## WHAT THE TASK REQUIRES
In full and word for word, copy the listing; no pictures belong in the copy.

## ENTRIES SUPPLIED
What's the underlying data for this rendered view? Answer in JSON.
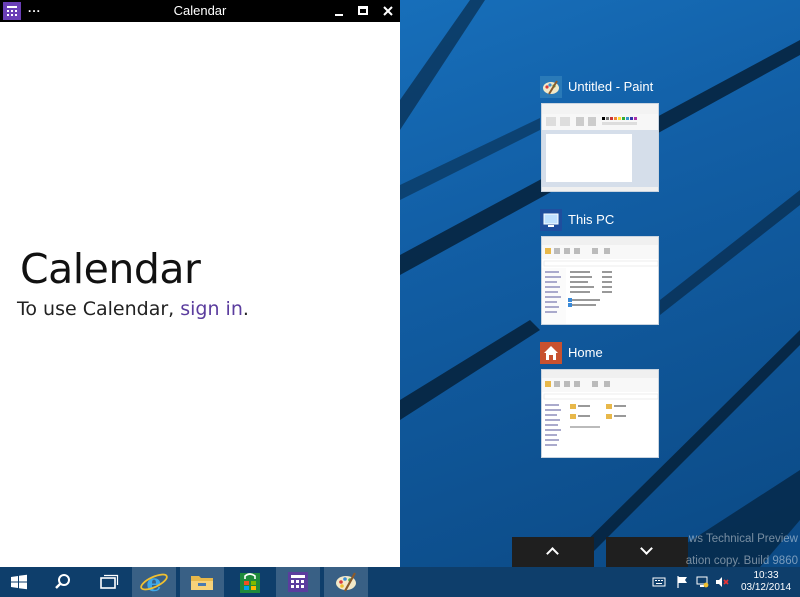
{
  "window": {
    "title": "Calendar",
    "menu_label": "...",
    "heading": "Calendar",
    "message_prefix": "To use Calendar, ",
    "signin_link": "sign in",
    "message_suffix": "."
  },
  "task_view": {
    "items": [
      {
        "label": "Untitled - Paint",
        "icon": "paint-icon"
      },
      {
        "label": "This PC",
        "icon": "this-pc-icon"
      },
      {
        "label": "Home",
        "icon": "home-icon"
      }
    ],
    "scroll_up_icon": "chevron-up-icon",
    "scroll_down_icon": "chevron-down-icon"
  },
  "watermark": {
    "line1": "ws Technical Preview",
    "line2": "ation copy. Build 9860"
  },
  "taskbar": {
    "buttons": [
      "start-icon",
      "search-icon",
      "task-view-icon",
      "internet-explorer-icon",
      "file-explorer-icon",
      "store-icon",
      "calendar-icon",
      "paint-icon"
    ],
    "tray": [
      "keyboard-icon",
      "action-center-flag-icon",
      "network-icon",
      "volume-muted-icon"
    ],
    "clock_time": "10:33",
    "clock_date": "03/12/2014"
  },
  "colors": {
    "accent": "#5b3d9e",
    "desktop": "#125fa6",
    "taskbar": "#0e3e6b",
    "titlebar": "#000000"
  }
}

## OUTPUT FOR THIS TASK
What's the underlying data for this rendered view? Answer in JSON.
{
  "window": {
    "title": "Calendar",
    "menu_label": "...",
    "heading": "Calendar",
    "message_prefix": "To use Calendar, ",
    "signin_link": "sign in",
    "message_suffix": "."
  },
  "task_view": {
    "items": [
      {
        "label": "Untitled - Paint",
        "icon": "paint-icon"
      },
      {
        "label": "This PC",
        "icon": "this-pc-icon"
      },
      {
        "label": "Home",
        "icon": "home-icon"
      }
    ],
    "scroll_up_icon": "chevron-up-icon",
    "scroll_down_icon": "chevron-down-icon"
  },
  "watermark": {
    "line1": "ws Technical Preview",
    "line2": "ation copy. Build 9860"
  },
  "taskbar": {
    "buttons": [
      "start-icon",
      "search-icon",
      "task-view-icon",
      "internet-explorer-icon",
      "file-explorer-icon",
      "store-icon",
      "calendar-icon",
      "paint-icon"
    ],
    "tray": [
      "keyboard-icon",
      "action-center-flag-icon",
      "network-icon",
      "volume-muted-icon"
    ],
    "clock_time": "10:33",
    "clock_date": "03/12/2014"
  },
  "colors": {
    "accent": "#5b3d9e",
    "desktop": "#125fa6",
    "taskbar": "#0e3e6b",
    "titlebar": "#000000"
  }
}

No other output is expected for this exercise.